UN Special. Janvier 2014.
The American David Gressly is Deputy Special Representative for the United Nations Multidimensional Integrated Stabilization Mission in Mali (MINUSMA). He also serves as United Nations Resident Coordinator, Humanitarian Coordinator and Resident Representative of the United Nations Development Programme (UNDP) since July 2013.
With more than 20 years of experience with the United Nations system, David Gressly has served with the United Nations Children’s Fund (UNICEF) in various capacities in Nigeria, Côte d’Ivoire, Guinea and Senegal. He was Regional Coordinator in the United Nations Mission in Sudan (UNMIS) from 2008 to 2011; and subsequently Regional Humanitarian Coordinator for the Sahel from 2012 to 2013, where he led the humanitarian response to the 2012 food security and nutrition crisis in the region.
Could you give us a brief update on the current humanitarian situation in Mali?
Mali has faced, since early 2012, a double crisis. The first one is the food security and nutrition crisis. Last year it affected over 4 million people. This year, over a million people have been impacted and over 200,000 children are suffering from severe acute malnutrition, but as you know malnutrition is endemic in much of Mali. The second crisis is the conflict which led over a half million people fleeing their homes either as refugees or Internal Displaced People (IDPs). We are now looking at the positive side of it, how to help them return home.
When Mr. Ban Ki-moon was recently in Bamako he said “it is time for action”. How do you intend to implement the Secretary-General’s vision on the ground?
The Secretary-General’s call for action was both for the region and Mali. What is going on through the Sahel region also concerns Mali. We are looking at 3 major pillars: security which is a cross-border issue, a quality of governance among the countries of the Sahel, the development and resilience pillar to overcome the humanitarian crisis. One can highlight the inflow of new resources from the World Bank, the European Union and the African Development Bank coming into this region to help the country deal with the multiple crises that they’ve faced.
Do you already have an action plan?
To respond to the humanitarian needs, we have developed a plan which has already over 100 million dollars for humanitarian action. This plan particularly covers humanitarian needs, support for returns of refugees and IDPs who are coming back in large numbers. This plan also concerns the early recovery of the North of Mali, reestablishing State government, State authority, administration and getting basic social services running again.
Will the full deployment of MINUSMA help?
Absolutely! Right now we are under half of the force and some units are still missing, but we are confident that in the next few months everything will be in place. Doubling the size of the force on the ground will have a commensurable increase in security. We are particularly concerned about the region West of Timbuktu and the Kidal region itself. We would like those areas better secured to provide access for humanitarian assistance for the return of the refugees, IDP’s and in the medium term the return of the development partners on the ground. Many donors in Bamako are ready to invest.

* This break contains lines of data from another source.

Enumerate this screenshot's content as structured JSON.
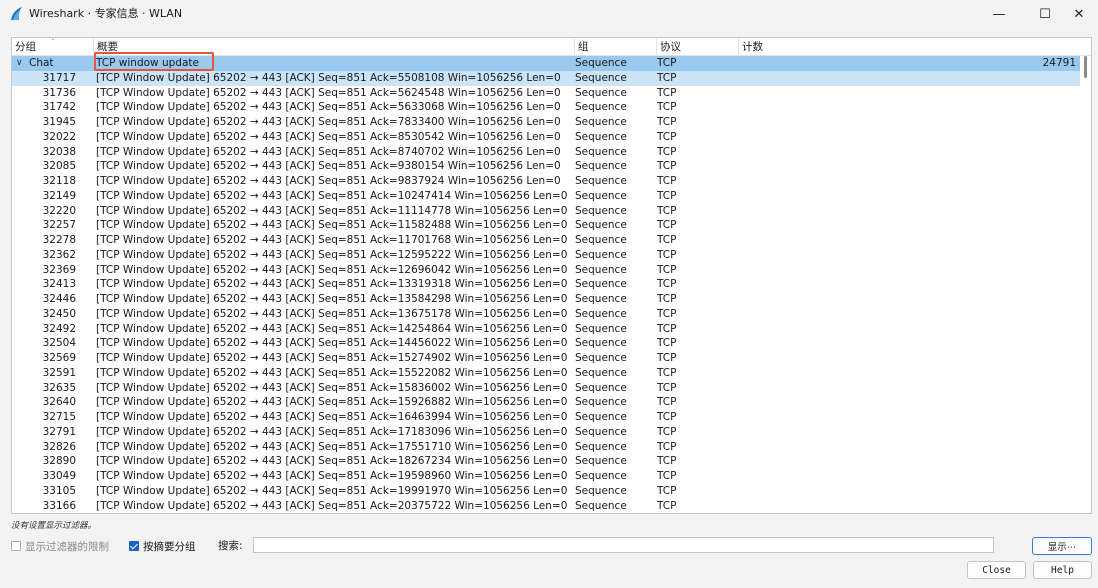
{
  "window": {
    "title": "Wireshark · 专家信息 · WLAN",
    "minimize": "—",
    "maximize": "☐",
    "close": "✕"
  },
  "columns": [
    "分组",
    "概要",
    "组",
    "协议",
    "计数"
  ],
  "parent_row": {
    "group": "Chat",
    "summary": "TCP window update",
    "grp": "Sequence",
    "proto": "TCP",
    "count": "24791"
  },
  "rows": [
    {
      "id": "31717",
      "summary": "[TCP Window Update] 65202 → 443 [ACK] Seq=851 Ack=5508108 Win=1056256 Len=0",
      "grp": "Sequence",
      "proto": "TCP"
    },
    {
      "id": "31736",
      "summary": "[TCP Window Update] 65202 → 443 [ACK] Seq=851 Ack=5624548 Win=1056256 Len=0",
      "grp": "Sequence",
      "proto": "TCP"
    },
    {
      "id": "31742",
      "summary": "[TCP Window Update] 65202 → 443 [ACK] Seq=851 Ack=5633068 Win=1056256 Len=0",
      "grp": "Sequence",
      "proto": "TCP"
    },
    {
      "id": "31945",
      "summary": "[TCP Window Update] 65202 → 443 [ACK] Seq=851 Ack=7833400 Win=1056256 Len=0",
      "grp": "Sequence",
      "proto": "TCP"
    },
    {
      "id": "32022",
      "summary": "[TCP Window Update] 65202 → 443 [ACK] Seq=851 Ack=8530542 Win=1056256 Len=0",
      "grp": "Sequence",
      "proto": "TCP"
    },
    {
      "id": "32038",
      "summary": "[TCP Window Update] 65202 → 443 [ACK] Seq=851 Ack=8740702 Win=1056256 Len=0",
      "grp": "Sequence",
      "proto": "TCP"
    },
    {
      "id": "32085",
      "summary": "[TCP Window Update] 65202 → 443 [ACK] Seq=851 Ack=9380154 Win=1056256 Len=0",
      "grp": "Sequence",
      "proto": "TCP"
    },
    {
      "id": "32118",
      "summary": "[TCP Window Update] 65202 → 443 [ACK] Seq=851 Ack=9837924 Win=1056256 Len=0",
      "grp": "Sequence",
      "proto": "TCP"
    },
    {
      "id": "32149",
      "summary": "[TCP Window Update] 65202 → 443 [ACK] Seq=851 Ack=10247414 Win=1056256 Len=0",
      "grp": "Sequence",
      "proto": "TCP"
    },
    {
      "id": "32220",
      "summary": "[TCP Window Update] 65202 → 443 [ACK] Seq=851 Ack=11114778 Win=1056256 Len=0",
      "grp": "Sequence",
      "proto": "TCP"
    },
    {
      "id": "32257",
      "summary": "[TCP Window Update] 65202 → 443 [ACK] Seq=851 Ack=11582488 Win=1056256 Len=0",
      "grp": "Sequence",
      "proto": "TCP"
    },
    {
      "id": "32278",
      "summary": "[TCP Window Update] 65202 → 443 [ACK] Seq=851 Ack=11701768 Win=1056256 Len=0",
      "grp": "Sequence",
      "proto": "TCP"
    },
    {
      "id": "32362",
      "summary": "[TCP Window Update] 65202 → 443 [ACK] Seq=851 Ack=12595222 Win=1056256 Len=0",
      "grp": "Sequence",
      "proto": "TCP"
    },
    {
      "id": "32369",
      "summary": "[TCP Window Update] 65202 → 443 [ACK] Seq=851 Ack=12696042 Win=1056256 Len=0",
      "grp": "Sequence",
      "proto": "TCP"
    },
    {
      "id": "32413",
      "summary": "[TCP Window Update] 65202 → 443 [ACK] Seq=851 Ack=13319318 Win=1056256 Len=0",
      "grp": "Sequence",
      "proto": "TCP"
    },
    {
      "id": "32446",
      "summary": "[TCP Window Update] 65202 → 443 [ACK] Seq=851 Ack=13584298 Win=1056256 Len=0",
      "grp": "Sequence",
      "proto": "TCP"
    },
    {
      "id": "32450",
      "summary": "[TCP Window Update] 65202 → 443 [ACK] Seq=851 Ack=13675178 Win=1056256 Len=0",
      "grp": "Sequence",
      "proto": "TCP"
    },
    {
      "id": "32492",
      "summary": "[TCP Window Update] 65202 → 443 [ACK] Seq=851 Ack=14254864 Win=1056256 Len=0",
      "grp": "Sequence",
      "proto": "TCP"
    },
    {
      "id": "32504",
      "summary": "[TCP Window Update] 65202 → 443 [ACK] Seq=851 Ack=14456022 Win=1056256 Len=0",
      "grp": "Sequence",
      "proto": "TCP"
    },
    {
      "id": "32569",
      "summary": "[TCP Window Update] 65202 → 443 [ACK] Seq=851 Ack=15274902 Win=1056256 Len=0",
      "grp": "Sequence",
      "proto": "TCP"
    },
    {
      "id": "32591",
      "summary": "[TCP Window Update] 65202 → 443 [ACK] Seq=851 Ack=15522082 Win=1056256 Len=0",
      "grp": "Sequence",
      "proto": "TCP"
    },
    {
      "id": "32635",
      "summary": "[TCP Window Update] 65202 → 443 [ACK] Seq=851 Ack=15836002 Win=1056256 Len=0",
      "grp": "Sequence",
      "proto": "TCP"
    },
    {
      "id": "32640",
      "summary": "[TCP Window Update] 65202 → 443 [ACK] Seq=851 Ack=15926882 Win=1056256 Len=0",
      "grp": "Sequence",
      "proto": "TCP"
    },
    {
      "id": "32715",
      "summary": "[TCP Window Update] 65202 → 443 [ACK] Seq=851 Ack=16463994 Win=1056256 Len=0",
      "grp": "Sequence",
      "proto": "TCP"
    },
    {
      "id": "32791",
      "summary": "[TCP Window Update] 65202 → 443 [ACK] Seq=851 Ack=17183096 Win=1056256 Len=0",
      "grp": "Sequence",
      "proto": "TCP"
    },
    {
      "id": "32826",
      "summary": "[TCP Window Update] 65202 → 443 [ACK] Seq=851 Ack=17551710 Win=1056256 Len=0",
      "grp": "Sequence",
      "proto": "TCP"
    },
    {
      "id": "32890",
      "summary": "[TCP Window Update] 65202 → 443 [ACK] Seq=851 Ack=18267234 Win=1056256 Len=0",
      "grp": "Sequence",
      "proto": "TCP"
    },
    {
      "id": "33049",
      "summary": "[TCP Window Update] 65202 → 443 [ACK] Seq=851 Ack=19598960 Win=1056256 Len=0",
      "grp": "Sequence",
      "proto": "TCP"
    },
    {
      "id": "33105",
      "summary": "[TCP Window Update] 65202 → 443 [ACK] Seq=851 Ack=19991970 Win=1056256 Len=0",
      "grp": "Sequence",
      "proto": "TCP"
    },
    {
      "id": "33166",
      "summary": "[TCP Window Update] 65202 → 443 [ACK] Seq=851 Ack=20375722 Win=1056256 Len=0",
      "grp": "Sequence",
      "proto": "TCP"
    }
  ],
  "status_note": "没有设置显示过滤器。",
  "options": {
    "filter_limit_label": "显示过滤器的限制",
    "filter_limit_checked": false,
    "group_by_summary_label": "按摘要分组",
    "group_by_summary_checked": true
  },
  "search": {
    "label": "搜索:",
    "value": ""
  },
  "buttons": {
    "show": "显示⋯",
    "close": "Close",
    "help": "Help"
  },
  "colors": {
    "selected_row": "#99c9ef",
    "hover_row": "#cce4f7",
    "annotation_box": "#e0573b"
  }
}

A pledge of 3.2 billion Euros has been made in Brussels last May. There is a real desire to get that funding out to people to support agricultural production, improvements in health and education, governance, to make it a reality for people on the ground.
Can you give us an overview about the financial resources needed to respond both to humanitarian and recovery, peace building needs?
For the initial needs we have estimated US$289 million for recovery in the North. For Mali as a whole we have requested US$477 million, of which we have received only 50%. I do believe that there is still a commitment to support Mali, in particular, and Sahel, in general.
I am very happy to see that over the last 12 months a much greater global understanding of what the Sahel is has come into being.
I think it was relatively unknown, now we have the Sahel regularly discussed in New York, Washington, Brussels, or in regional meetings, as well as in different institutions like the African Union… I think it is all recognition that there is a package of issues which must be dealt with by the global community, the African Union and the Economic Community of West Africa States (ECOWAS) as a regional organization. It is a transnational kind of issue.
With the difficult current economic conditions do you think that donors will still follow?
Donors are still very sympathetic to the issues and want to be helpful. We have an obligation to demonstrate clearly to governments that provide such an assistance what we do with the funding we get. We have to give them that level of information which clearly describes the situation and what has been done to address it. My experience with donors is that they are very responsive to this kind of information.